The newest model, painted light OD overall to match the wz.2007 Beryl has a new bird-cage flash hider for the Rotex-III sound suppressor attachment.
In 2006 another variant of the Beryl rifle was tailor-suited to the needs of the 1st Commando Special Regiment of Lubliniec. This was a ‘midi’ version, halfway between the big Beryl and the Mini, with a 375 mm barrel, almost matching the M4 barrel length of 378 mm. The short rifle was called the Beryl-Commando and featured a folding and telescoping butt – not the Radom proprietary 3-position folder-slider, but a commercial Leapers 6-positions M4-style butt installed in a hinged attachment. Later on another demonstrator was unveiled, also along the lines of the Commando – but this time with ambidextrous safety-selector lever and without the 3-round burst capability. Both models were experiments and no series production midi rifles were ever ordered.

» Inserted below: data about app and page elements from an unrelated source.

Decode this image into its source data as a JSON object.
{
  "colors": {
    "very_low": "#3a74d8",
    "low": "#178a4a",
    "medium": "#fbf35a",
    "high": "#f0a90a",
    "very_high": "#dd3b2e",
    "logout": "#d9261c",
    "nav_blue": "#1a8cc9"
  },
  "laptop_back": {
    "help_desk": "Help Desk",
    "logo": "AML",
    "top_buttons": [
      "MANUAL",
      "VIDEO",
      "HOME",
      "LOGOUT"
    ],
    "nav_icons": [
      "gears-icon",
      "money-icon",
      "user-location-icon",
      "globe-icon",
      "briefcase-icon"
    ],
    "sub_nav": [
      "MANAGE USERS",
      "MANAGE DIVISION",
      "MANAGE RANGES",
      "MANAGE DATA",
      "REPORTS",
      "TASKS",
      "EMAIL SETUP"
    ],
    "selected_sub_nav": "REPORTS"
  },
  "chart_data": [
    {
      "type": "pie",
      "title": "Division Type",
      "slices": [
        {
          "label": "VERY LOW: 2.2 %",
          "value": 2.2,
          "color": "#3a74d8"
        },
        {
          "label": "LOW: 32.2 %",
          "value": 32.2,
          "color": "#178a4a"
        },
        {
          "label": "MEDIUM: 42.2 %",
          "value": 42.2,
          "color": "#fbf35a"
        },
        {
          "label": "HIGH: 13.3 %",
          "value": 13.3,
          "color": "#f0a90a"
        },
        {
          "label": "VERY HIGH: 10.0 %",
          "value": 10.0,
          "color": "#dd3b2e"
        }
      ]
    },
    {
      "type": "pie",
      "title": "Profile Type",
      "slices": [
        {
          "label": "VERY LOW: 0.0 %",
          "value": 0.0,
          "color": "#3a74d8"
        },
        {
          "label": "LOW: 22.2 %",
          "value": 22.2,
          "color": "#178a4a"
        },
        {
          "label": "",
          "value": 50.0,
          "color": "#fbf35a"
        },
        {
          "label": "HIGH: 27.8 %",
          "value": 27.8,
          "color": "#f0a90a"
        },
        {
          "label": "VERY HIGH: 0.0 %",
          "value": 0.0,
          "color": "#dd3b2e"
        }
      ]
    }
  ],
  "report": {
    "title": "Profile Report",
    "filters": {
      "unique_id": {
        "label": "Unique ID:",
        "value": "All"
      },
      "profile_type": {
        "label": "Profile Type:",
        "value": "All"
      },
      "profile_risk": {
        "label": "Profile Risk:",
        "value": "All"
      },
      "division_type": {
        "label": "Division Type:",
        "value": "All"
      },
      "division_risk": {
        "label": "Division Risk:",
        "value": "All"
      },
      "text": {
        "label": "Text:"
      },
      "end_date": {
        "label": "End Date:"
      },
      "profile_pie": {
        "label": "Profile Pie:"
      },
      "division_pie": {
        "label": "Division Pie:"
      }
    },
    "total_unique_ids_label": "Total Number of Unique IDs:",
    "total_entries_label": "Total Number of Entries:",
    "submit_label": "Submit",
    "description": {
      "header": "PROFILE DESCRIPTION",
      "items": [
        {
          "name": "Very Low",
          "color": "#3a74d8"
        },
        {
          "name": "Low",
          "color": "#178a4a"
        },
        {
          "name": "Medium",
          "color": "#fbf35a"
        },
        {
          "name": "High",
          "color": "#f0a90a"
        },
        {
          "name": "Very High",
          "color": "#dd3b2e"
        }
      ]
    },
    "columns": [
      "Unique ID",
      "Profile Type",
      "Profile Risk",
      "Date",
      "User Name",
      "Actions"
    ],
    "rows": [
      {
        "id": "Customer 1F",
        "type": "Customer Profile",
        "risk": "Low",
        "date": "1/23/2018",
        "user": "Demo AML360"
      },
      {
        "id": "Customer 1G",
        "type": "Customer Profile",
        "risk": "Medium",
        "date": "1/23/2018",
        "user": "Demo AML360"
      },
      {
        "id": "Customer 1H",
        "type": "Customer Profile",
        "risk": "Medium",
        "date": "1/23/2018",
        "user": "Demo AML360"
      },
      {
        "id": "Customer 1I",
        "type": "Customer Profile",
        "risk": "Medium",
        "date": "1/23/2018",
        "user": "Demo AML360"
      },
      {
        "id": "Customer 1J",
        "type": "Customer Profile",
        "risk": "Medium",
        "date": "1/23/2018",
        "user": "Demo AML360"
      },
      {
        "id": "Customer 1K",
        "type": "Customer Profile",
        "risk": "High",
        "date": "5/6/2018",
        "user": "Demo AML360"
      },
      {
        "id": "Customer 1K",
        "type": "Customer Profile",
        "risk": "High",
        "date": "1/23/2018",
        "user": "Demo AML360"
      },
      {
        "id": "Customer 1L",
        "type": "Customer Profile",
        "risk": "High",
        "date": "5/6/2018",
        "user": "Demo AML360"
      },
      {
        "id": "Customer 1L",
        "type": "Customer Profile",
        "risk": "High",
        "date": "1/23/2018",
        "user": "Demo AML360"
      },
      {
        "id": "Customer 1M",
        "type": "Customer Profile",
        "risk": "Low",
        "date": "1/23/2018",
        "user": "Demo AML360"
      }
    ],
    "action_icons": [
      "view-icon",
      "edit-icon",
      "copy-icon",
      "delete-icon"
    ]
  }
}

Pros and Cons
The Beryl rifle is the last link in the Kalashnikov rifle development in Poland, carrying with it most of the AK-47’s good heritage (simple design, easy operation, reliability and durability) but also the darker side of the Kalashnikov pedigree – bad ergonomics, inability to mount and operate optical sights without having to take them off for each cleaning session, the magazine change is slow and cumbersome because of the fore-and-aft lug arrangement requiring rotating the magazine in place instead of just pushing it up, and no bolt hold-open, slowing the magazine change even more, with cocking handle hard to operate with a supporting hand. With the flat trajectory 5.56mm cartridges enabling the direct shot to 350-400 meters, fitting of the tangent leaf sight scaled 100-1,000 with 100 meters increments is a plain anachronism. More so – fitting it with a U-notch.
The Beryl is a rifle already standing with its back to the wall – there’s no way to revive it again, its modernization potential is already used to the limit. Maybe there would be another handguard model, with or without rails and fore grip, another butt stock – but without major overhaul changing the receiver design to an ‘upper-lower receiver’ standard, nothing really important can be done with it.
Nevertheless, Beryls are here to stay with the Polish Army for a while. It is a testimony to the lost chance in the 1990s, when another, more modern design could have replaced it. Let’s hope the ultra-modern piston-driven MSBS-5.56 project being now developed would succeed and the Polish Army would finally replace Comrade Rifle with something newer and more user-friendly.
|This article first appeared in Small Arms Review V13N7 (April 2010)|
and was posted online on April 13, 2012